Washington — President Barack Obama participated in a press conference with British Prime Minister David Cameron last Friday, during which he helped me decide whether or not the British should stay in the European Union. The vote is on June 23. That same day, our president penned a column in The Telegraph, a British publication similar to The Wall Street Journal. On both platforms, Obama argued that Britain should remain in the EU.
Until Obama marshaled his case, I was uncertain as to what our British allies should do. Now I know. After reading his column and listening to his speech, the answer became clear: Britain should opt out of the EU. Once again, Obama's reasoning made the obvious choice clear. Once again, he was arrogantly wrong.
Britain's economy is sound. There is no reason for it to be dragged down by the troubled European economies. It is far more stout in its anti-terrorist policies than other countries on the continent. Its immigration policies have proven more civilized, and it actually has a natural barrier to Europe's migrant crisis. It is called the English Channel. The channel is said to be even more formidable than Donald Trump's proposed wall along our southern border. Before Europe's migrant crisis becomes Britain's migrant crisis, the British should kick the EU coil. The Brits are perfectly justified to ignore Obama's bullying.
They should also see through his hypocrisy. After all, it is Obama that has led America in retreat. He has withdrawn our global influence. Why now should Britain follow his call? Be consistent, Mr. President. You want us out of the Middle East; you want us to be less dominant in Europe. Let Britain make up its own mind, and if the British people want to be less dominant in Europe, so be it. Welcome their defense of British sovereignty. The EU is hobbling a great nation with its morass of regulations and infringements on British sovereignty. Let Britain be Britain. After all, America will soon be free of you.

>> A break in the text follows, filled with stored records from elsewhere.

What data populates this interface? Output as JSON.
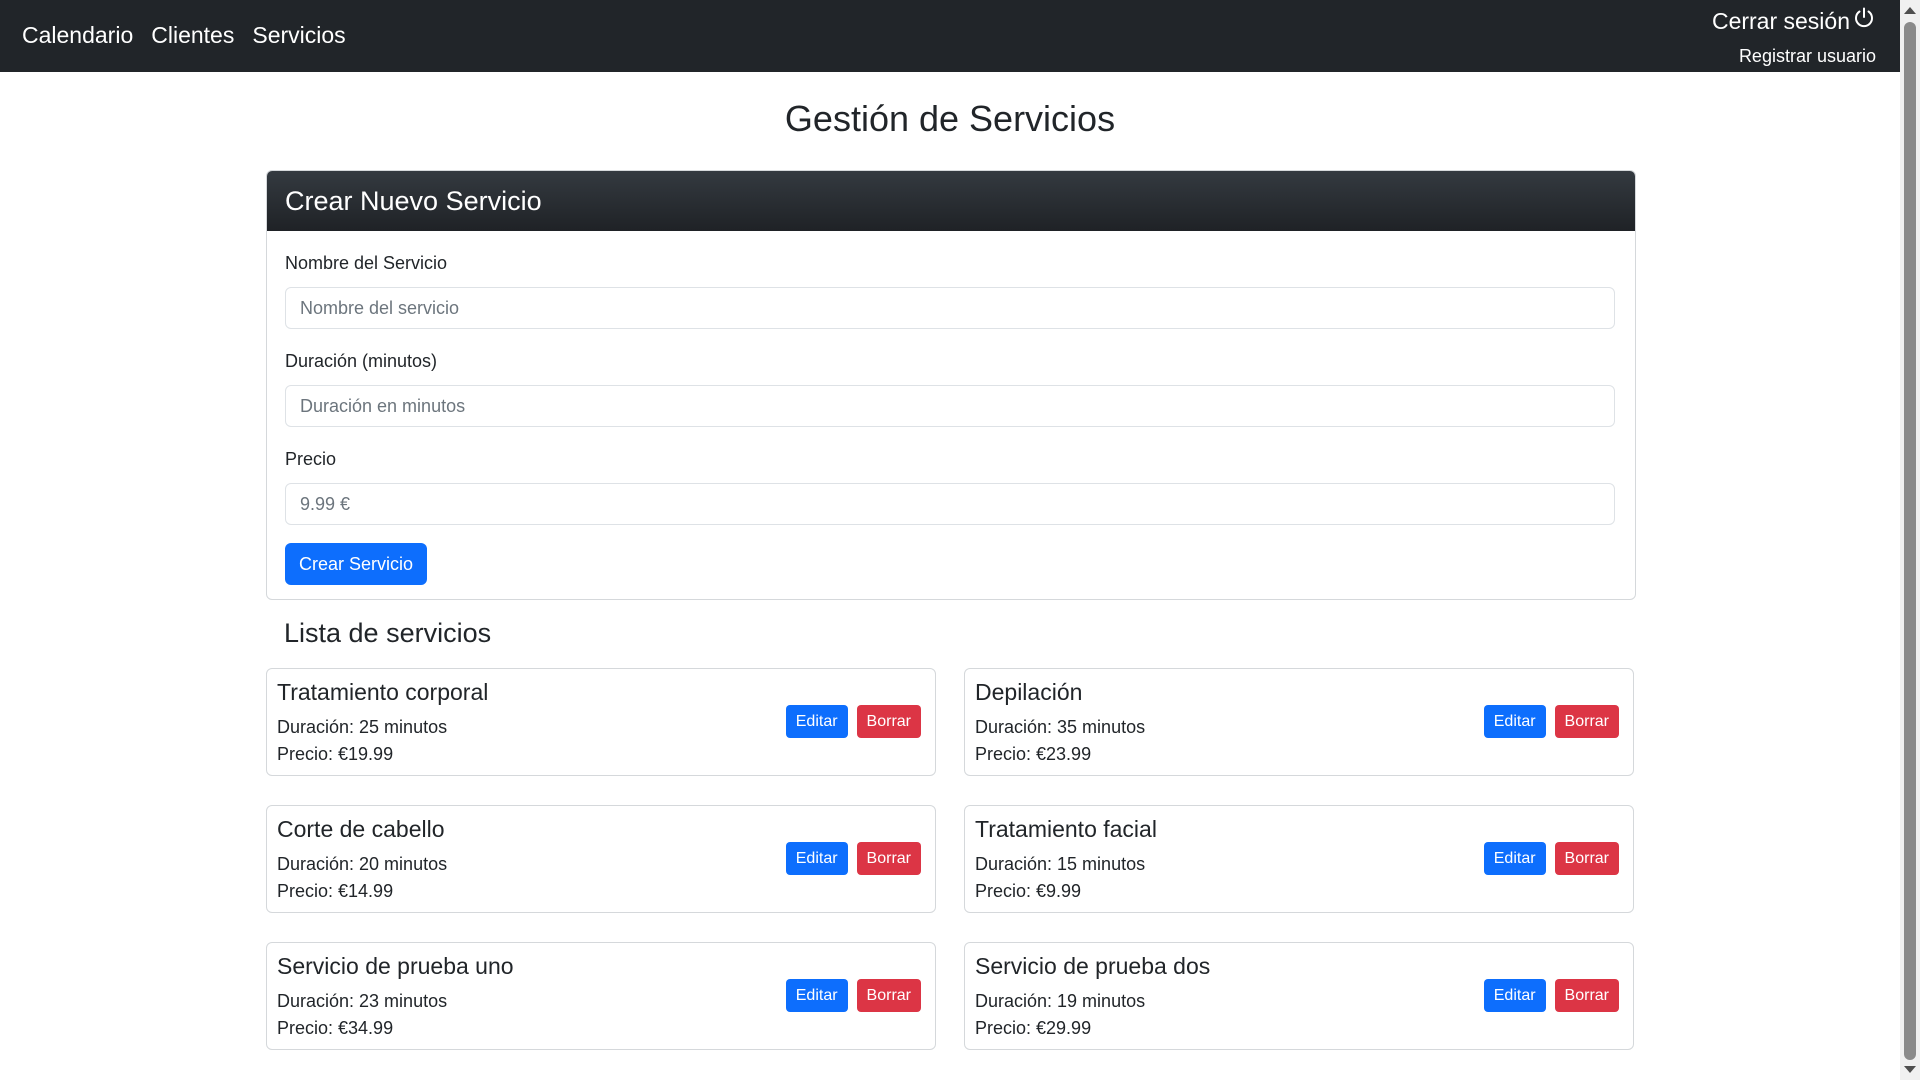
{
  "navbar": {
    "links": [
      "Calendario",
      "Clientes",
      "Servicios"
    ],
    "logout_label": "Cerrar sesión",
    "register_label": "Registrar usuario"
  },
  "page_title": "Gestión de Servicios",
  "create_form": {
    "header": "Crear Nuevo Servicio",
    "name_label": "Nombre del Servicio",
    "name_placeholder": "Nombre del servicio",
    "duration_label": "Duración (minutos)",
    "duration_placeholder": "Duración en minutos",
    "price_label": "Precio",
    "price_placeholder": "9.99 €",
    "submit_label": "Crear Servicio"
  },
  "list_title": "Lista de servicios",
  "button_labels": {
    "edit": "Editar",
    "delete": "Borrar"
  },
  "services": [
    {
      "name": "Tratamiento corporal",
      "duration": "Duración: 25 minutos",
      "price": "Precio: €19.99"
    },
    {
      "name": "Depilación",
      "duration": "Duración: 35 minutos",
      "price": "Precio: €23.99"
    },
    {
      "name": "Corte de cabello",
      "duration": "Duración: 20 minutos",
      "price": "Precio: €14.99"
    },
    {
      "name": "Tratamiento facial",
      "duration": "Duración: 15 minutos",
      "price": "Precio: €9.99"
    },
    {
      "name": "Servicio de prueba uno",
      "duration": "Duración: 23 minutos",
      "price": "Precio: €34.99"
    },
    {
      "name": "Servicio de prueba dos",
      "duration": "Duración: 19 minutos",
      "price": "Precio: €29.99"
    }
  ],
  "colors": {
    "navbar": "#212529",
    "primary": "#0d6efd",
    "danger": "#dc3545"
  },
  "icons": {
    "logout": "power-icon"
  }
}
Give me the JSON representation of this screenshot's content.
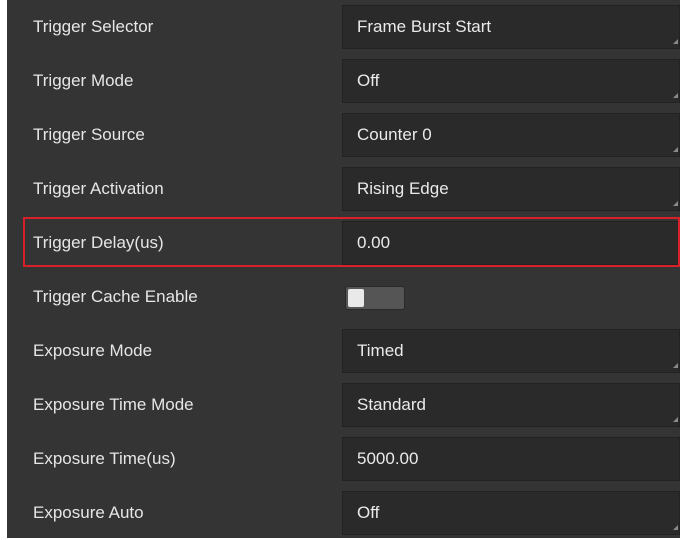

You spoke on Friday of America's "special relationship" with Britain. It is one of the few times you have mentioned that historic relationship. I think it is arguable that you are the most anti-British president in modern times. You, without any explanation, summarily removed the bust of Winston Churchill from the Oval Office shortly after your inauguration. If a Republican is your successor, I think it would be appropriate for him to return Churchill to his honored position. Without his leadership in World War II, we might all be speaking German.
At least Churchill was half-American. The mayor of London, Boris Johnson, made the point last week that your ancestry is "part-Kenyan," and he speculated that your removal of Churchill might have revealed an "ancestral dislike" for Britain. Kenya was a British colony from 1920 until it gained its independence in 1963. Through this act, you opened yourself up to such speculation, and then you recklessly entered into a hotly debated British controversy. You might have anticipated Johnson's rude hostility. Yet in your arrogance, you proceeded.
Actually, ever since Obama removed Churchill's bust from the Oval Office, advocates of this special relationship have been noting his apparent distancing of the U.S. from Britain. We have pondered his apparent disrelish for Britain and its imperial past. Years have gone by, and he has done nothing to quiet our suspicions. But then, out of the blue, he went to London last Friday to lecture the British on the need for their country to remain in the EU. He even threatened them with the warning that U.S.-UK trade deal is "not going to happen anytime soon."
In saying this, Obama was again wrong. Look at the calendar. I say to my fellow English-speakers in the United Kingdom: You will not have long to wait long for a trade deal with the United States. It will come soon after Inauguration Day in Jan. 2017.
R. Emmett Tyrrell Jr. is founder and editor in chief of The American Spectator. He is a Senior Fellow at the London Center for Policy Research and the author most recently of "The Death of Liberalism," published by Thomas Nelson, Inc. To find out more about R. Emmett Tyrrell Jr. and read features by other Creators Syndicate writers and cartoonists, visit the Creators Syndicate Web page at www.creators.com.